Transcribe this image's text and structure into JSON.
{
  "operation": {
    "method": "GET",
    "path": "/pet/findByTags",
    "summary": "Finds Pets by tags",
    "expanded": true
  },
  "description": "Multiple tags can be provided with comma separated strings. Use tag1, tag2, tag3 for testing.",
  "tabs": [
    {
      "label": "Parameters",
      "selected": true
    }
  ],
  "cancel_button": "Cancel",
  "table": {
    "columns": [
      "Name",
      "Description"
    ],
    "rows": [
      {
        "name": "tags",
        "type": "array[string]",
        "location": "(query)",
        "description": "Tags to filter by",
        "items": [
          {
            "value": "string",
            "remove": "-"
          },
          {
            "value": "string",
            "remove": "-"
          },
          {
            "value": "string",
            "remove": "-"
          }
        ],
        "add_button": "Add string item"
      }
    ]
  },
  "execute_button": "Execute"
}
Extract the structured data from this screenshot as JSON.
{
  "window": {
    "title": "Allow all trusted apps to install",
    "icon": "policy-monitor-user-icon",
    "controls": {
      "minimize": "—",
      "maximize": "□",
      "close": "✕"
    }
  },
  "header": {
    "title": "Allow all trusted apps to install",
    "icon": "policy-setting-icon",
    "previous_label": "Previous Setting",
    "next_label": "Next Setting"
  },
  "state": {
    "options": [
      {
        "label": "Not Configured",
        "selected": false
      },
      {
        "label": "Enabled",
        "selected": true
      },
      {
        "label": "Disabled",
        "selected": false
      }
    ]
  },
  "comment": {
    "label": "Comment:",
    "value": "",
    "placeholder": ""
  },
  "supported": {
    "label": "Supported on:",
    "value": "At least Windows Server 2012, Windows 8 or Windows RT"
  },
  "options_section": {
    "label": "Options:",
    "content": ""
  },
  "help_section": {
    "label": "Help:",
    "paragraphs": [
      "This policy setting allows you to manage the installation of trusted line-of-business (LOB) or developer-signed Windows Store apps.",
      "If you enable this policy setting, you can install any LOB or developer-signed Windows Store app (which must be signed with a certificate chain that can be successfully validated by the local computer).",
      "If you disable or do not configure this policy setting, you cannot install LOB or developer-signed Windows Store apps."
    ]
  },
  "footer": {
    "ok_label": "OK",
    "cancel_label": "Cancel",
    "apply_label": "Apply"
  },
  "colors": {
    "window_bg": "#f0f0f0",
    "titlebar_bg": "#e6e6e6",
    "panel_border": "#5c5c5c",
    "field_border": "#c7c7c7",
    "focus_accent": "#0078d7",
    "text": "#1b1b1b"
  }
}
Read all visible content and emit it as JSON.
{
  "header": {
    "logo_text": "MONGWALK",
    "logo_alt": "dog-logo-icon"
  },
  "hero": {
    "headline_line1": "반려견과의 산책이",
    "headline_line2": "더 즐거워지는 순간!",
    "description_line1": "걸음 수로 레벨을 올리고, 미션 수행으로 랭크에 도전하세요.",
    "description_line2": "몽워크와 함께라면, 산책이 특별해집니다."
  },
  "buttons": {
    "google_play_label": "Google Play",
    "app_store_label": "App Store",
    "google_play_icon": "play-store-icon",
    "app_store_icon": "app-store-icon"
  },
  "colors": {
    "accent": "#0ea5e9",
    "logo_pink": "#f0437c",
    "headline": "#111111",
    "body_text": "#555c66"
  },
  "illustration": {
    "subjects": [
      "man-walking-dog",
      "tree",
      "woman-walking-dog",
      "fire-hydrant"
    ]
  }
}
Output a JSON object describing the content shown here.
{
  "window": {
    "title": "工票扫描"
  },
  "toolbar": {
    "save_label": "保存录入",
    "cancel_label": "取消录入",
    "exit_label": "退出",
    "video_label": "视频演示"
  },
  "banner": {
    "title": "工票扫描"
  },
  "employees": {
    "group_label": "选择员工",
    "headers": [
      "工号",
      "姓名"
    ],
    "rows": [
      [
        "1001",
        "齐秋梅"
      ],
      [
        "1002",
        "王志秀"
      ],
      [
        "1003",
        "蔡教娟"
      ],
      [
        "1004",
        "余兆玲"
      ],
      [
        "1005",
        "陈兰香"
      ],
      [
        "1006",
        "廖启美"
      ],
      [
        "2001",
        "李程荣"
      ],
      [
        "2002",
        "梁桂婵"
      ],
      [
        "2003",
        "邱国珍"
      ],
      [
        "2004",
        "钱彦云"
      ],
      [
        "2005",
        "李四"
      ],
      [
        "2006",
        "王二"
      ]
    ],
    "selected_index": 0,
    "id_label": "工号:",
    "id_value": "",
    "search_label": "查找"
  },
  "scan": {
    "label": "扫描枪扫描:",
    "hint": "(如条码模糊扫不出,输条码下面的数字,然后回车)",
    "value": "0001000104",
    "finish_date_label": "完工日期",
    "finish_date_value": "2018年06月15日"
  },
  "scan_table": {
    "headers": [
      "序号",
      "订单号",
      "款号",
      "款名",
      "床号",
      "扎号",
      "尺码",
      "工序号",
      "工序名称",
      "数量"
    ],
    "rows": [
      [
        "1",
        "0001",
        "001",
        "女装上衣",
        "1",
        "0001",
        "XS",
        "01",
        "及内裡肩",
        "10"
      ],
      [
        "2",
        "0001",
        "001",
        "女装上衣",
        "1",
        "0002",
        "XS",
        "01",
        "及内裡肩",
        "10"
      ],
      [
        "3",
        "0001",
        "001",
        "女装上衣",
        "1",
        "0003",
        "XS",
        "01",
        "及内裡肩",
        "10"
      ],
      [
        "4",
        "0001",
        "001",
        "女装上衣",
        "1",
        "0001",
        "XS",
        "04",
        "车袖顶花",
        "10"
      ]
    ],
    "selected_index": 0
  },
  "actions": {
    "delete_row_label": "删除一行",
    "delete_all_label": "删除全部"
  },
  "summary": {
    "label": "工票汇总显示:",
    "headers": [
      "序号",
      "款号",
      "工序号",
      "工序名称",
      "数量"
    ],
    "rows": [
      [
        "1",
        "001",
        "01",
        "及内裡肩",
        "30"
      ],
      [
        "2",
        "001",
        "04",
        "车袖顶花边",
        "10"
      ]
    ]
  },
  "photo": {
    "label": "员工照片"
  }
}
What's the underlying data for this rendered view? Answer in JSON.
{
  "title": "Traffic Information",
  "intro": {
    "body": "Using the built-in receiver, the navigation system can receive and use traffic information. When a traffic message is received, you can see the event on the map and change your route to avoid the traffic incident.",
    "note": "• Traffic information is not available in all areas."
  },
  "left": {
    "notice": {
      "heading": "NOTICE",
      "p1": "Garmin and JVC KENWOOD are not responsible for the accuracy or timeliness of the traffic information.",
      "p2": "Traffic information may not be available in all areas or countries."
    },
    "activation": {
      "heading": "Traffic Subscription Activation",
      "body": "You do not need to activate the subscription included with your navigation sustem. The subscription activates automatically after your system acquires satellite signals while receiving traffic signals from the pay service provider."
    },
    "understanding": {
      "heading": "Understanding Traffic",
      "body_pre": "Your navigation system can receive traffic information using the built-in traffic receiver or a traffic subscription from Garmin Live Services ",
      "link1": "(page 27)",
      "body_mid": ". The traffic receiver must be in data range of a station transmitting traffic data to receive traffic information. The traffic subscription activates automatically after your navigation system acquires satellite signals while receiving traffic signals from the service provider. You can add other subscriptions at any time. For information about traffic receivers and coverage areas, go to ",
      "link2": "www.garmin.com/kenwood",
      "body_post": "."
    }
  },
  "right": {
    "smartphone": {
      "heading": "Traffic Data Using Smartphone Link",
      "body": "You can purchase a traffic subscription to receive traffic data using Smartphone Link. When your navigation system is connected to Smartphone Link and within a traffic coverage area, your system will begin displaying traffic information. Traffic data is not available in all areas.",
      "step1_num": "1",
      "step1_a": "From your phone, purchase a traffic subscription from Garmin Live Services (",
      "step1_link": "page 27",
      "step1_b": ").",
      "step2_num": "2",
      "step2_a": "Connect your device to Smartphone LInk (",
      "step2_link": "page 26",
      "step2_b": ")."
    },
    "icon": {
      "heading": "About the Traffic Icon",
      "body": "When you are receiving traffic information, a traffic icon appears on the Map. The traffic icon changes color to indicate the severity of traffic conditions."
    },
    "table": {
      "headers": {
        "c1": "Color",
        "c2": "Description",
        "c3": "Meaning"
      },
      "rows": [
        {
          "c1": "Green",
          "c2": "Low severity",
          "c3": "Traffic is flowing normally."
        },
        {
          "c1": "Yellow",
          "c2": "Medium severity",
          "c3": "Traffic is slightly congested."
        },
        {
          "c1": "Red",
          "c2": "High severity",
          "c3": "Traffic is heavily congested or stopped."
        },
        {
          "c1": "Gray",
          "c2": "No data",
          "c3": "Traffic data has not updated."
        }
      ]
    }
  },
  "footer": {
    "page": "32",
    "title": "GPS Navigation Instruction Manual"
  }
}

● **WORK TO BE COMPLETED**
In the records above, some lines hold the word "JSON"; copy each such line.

● **EXPECTED ANSWER**
Transcribe this image's text and structure into JSON.
Extract the structured data from this screenshot as JSON.
Read all visible content and emit it as JSON.
Output a JSON object describing the content shown here.
What's the underlying data for this rendered view? Answer in JSON.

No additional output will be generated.